* **TASK BRIEF**:
Among the lines of the records below, count those with the word "dias". Reply with that number alone.

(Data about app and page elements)
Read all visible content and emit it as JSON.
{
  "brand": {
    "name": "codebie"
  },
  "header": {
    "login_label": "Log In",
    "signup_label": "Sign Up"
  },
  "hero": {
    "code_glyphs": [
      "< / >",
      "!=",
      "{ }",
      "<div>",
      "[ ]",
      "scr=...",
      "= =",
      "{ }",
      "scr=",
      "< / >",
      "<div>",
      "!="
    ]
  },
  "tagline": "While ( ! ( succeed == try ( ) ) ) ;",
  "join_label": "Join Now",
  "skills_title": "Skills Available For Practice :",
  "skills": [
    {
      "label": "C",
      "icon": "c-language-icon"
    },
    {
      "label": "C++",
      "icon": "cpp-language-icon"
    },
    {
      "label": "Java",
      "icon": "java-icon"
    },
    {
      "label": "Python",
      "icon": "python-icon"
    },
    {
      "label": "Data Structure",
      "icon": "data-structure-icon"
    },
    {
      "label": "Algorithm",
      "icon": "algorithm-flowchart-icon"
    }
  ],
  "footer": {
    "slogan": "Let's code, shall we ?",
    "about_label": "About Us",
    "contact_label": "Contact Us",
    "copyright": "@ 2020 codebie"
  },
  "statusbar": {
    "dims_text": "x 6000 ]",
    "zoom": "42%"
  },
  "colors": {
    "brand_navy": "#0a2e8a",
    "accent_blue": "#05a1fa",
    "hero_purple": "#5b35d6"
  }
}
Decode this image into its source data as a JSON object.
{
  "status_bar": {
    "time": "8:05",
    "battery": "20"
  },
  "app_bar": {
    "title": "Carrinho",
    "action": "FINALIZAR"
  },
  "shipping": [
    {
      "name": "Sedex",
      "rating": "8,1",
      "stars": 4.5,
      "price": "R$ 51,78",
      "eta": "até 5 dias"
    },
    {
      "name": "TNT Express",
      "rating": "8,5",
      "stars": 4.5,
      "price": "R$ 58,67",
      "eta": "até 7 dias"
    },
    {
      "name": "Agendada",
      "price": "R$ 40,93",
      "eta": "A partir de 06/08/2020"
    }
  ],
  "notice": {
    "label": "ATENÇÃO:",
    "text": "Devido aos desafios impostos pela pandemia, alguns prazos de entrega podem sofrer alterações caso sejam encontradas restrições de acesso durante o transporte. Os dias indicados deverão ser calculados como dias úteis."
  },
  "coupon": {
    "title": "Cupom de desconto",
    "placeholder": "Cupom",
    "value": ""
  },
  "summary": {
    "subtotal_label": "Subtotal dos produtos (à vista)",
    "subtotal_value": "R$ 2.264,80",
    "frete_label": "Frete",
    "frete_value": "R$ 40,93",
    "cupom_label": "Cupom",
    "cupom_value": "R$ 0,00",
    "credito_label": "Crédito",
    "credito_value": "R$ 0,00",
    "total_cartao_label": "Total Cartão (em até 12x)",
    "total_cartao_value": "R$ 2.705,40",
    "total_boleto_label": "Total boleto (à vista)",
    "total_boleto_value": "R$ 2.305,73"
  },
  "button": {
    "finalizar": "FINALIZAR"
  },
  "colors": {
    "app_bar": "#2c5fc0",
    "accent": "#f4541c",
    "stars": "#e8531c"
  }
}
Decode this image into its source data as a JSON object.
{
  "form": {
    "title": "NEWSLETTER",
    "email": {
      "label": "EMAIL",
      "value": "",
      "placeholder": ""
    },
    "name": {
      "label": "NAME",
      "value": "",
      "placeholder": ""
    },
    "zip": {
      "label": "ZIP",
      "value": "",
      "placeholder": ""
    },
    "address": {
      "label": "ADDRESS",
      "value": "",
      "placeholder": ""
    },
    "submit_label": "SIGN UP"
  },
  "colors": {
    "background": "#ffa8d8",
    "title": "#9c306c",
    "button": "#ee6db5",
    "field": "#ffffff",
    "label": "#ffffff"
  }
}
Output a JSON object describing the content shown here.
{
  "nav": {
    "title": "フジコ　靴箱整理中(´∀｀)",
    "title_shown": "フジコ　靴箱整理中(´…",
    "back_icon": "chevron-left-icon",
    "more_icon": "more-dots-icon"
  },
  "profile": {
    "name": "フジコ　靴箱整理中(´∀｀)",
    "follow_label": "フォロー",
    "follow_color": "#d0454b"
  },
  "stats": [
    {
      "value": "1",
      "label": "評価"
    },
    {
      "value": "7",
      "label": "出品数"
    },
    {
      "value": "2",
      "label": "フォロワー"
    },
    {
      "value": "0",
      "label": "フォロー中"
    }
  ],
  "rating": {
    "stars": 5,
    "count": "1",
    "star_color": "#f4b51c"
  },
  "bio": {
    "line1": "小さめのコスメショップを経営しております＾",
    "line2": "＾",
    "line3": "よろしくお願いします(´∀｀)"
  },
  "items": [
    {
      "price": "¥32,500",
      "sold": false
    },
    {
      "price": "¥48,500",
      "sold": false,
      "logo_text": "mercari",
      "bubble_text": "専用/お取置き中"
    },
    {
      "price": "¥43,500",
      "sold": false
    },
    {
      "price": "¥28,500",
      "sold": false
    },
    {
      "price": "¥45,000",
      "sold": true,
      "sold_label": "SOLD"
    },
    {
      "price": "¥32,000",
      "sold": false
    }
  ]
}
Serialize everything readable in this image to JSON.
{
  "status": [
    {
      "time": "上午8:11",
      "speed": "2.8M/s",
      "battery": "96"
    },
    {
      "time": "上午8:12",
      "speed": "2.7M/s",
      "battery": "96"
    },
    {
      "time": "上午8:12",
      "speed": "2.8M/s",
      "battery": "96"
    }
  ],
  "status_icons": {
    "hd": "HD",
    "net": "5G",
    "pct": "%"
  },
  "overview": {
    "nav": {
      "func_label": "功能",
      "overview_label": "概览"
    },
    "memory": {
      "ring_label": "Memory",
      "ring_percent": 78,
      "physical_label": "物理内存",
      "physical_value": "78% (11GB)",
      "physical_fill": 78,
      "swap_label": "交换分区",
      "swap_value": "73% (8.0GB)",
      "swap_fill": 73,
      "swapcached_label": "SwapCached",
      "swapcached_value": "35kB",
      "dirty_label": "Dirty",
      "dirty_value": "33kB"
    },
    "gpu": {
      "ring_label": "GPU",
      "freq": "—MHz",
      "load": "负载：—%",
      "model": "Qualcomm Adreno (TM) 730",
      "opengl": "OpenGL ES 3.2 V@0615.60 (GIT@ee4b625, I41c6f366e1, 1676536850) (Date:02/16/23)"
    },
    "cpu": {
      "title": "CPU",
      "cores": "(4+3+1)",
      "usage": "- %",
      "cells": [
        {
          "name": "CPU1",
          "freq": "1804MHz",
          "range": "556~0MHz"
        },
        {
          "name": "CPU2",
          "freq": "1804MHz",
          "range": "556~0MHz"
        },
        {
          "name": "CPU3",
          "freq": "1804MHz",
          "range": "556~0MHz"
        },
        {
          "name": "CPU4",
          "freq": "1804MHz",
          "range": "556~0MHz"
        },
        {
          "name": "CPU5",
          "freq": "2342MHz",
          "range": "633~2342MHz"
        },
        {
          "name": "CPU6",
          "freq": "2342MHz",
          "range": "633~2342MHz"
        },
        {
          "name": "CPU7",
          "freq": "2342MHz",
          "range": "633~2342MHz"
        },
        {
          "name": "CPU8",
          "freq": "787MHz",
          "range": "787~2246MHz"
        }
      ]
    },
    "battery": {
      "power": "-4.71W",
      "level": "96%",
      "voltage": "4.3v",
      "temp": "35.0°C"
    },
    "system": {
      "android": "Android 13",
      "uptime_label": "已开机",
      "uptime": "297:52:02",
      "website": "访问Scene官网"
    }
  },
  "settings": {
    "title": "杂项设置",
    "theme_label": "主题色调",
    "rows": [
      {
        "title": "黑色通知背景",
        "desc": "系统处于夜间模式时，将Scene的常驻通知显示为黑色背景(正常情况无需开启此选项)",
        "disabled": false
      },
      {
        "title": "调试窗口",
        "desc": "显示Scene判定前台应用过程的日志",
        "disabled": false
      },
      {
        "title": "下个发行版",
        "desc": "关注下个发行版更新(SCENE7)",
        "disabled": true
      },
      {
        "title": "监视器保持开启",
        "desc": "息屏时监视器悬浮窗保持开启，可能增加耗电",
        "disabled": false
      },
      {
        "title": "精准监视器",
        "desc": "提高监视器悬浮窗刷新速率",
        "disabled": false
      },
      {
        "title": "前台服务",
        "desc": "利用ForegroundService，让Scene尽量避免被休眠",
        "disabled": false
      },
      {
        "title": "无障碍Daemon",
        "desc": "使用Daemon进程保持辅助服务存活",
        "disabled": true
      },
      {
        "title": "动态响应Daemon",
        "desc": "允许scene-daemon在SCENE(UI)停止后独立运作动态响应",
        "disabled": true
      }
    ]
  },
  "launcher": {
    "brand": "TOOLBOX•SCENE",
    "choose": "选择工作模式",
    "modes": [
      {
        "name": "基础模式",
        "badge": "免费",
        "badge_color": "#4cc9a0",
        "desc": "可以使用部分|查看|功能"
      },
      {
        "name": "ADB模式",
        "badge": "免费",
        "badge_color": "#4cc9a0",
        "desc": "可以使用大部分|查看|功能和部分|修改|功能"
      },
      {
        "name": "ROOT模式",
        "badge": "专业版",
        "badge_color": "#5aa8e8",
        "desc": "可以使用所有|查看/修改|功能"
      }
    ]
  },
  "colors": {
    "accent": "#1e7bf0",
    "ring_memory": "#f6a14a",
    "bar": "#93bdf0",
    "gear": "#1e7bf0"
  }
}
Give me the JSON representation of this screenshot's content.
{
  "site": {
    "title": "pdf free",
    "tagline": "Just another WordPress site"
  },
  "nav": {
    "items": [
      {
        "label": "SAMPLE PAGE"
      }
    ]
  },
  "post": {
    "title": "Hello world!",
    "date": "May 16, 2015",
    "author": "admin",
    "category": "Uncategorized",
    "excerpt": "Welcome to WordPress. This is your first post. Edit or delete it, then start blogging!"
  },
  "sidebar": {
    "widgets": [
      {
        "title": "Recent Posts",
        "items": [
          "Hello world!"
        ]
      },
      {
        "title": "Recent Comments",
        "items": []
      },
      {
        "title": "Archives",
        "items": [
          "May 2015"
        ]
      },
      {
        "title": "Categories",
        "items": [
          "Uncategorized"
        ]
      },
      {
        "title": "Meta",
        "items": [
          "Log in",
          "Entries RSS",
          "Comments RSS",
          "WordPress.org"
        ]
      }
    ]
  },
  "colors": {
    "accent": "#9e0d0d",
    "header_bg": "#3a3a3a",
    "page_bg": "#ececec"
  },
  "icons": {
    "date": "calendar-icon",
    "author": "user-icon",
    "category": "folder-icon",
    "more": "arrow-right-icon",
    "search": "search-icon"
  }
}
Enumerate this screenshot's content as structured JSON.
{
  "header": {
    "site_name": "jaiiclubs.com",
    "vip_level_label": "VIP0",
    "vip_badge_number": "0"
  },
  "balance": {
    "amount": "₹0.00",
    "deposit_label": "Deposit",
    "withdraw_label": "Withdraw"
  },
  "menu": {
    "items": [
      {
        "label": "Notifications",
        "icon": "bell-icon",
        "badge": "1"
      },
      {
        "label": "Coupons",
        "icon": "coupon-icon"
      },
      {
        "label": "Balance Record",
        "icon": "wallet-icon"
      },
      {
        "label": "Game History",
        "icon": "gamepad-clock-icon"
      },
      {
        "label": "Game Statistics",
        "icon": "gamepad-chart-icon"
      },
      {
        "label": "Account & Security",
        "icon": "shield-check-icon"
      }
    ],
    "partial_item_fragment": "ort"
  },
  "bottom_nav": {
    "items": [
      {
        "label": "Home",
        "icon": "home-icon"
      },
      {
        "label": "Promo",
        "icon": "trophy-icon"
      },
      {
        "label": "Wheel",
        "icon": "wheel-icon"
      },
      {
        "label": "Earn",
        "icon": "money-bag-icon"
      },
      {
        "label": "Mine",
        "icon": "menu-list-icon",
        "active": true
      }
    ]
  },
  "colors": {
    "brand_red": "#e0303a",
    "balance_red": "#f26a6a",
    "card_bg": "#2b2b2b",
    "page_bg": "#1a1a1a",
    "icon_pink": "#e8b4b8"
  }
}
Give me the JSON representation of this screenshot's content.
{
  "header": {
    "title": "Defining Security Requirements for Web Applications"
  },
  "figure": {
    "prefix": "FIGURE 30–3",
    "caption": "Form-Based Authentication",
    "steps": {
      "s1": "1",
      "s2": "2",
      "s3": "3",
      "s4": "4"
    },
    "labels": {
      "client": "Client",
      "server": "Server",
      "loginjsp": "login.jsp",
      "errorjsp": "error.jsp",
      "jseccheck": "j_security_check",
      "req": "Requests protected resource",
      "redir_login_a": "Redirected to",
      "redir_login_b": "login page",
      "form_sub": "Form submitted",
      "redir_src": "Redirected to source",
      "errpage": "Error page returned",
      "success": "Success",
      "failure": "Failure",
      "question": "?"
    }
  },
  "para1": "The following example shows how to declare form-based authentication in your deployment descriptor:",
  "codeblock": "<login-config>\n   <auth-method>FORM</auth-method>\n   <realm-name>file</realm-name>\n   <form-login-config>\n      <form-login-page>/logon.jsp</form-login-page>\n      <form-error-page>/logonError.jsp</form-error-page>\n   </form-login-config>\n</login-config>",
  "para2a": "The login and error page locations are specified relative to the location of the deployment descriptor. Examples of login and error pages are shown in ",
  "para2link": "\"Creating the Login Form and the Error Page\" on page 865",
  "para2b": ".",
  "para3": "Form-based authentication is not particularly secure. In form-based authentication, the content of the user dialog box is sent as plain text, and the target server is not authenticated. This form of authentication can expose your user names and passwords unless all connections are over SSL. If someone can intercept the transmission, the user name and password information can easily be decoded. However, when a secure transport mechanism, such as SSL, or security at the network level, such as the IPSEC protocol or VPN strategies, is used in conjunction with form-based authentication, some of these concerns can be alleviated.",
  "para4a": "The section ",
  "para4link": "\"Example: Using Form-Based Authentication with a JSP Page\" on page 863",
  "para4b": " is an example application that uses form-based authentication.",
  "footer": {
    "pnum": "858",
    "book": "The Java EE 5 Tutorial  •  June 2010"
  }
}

* **ANSWER AREA**:
3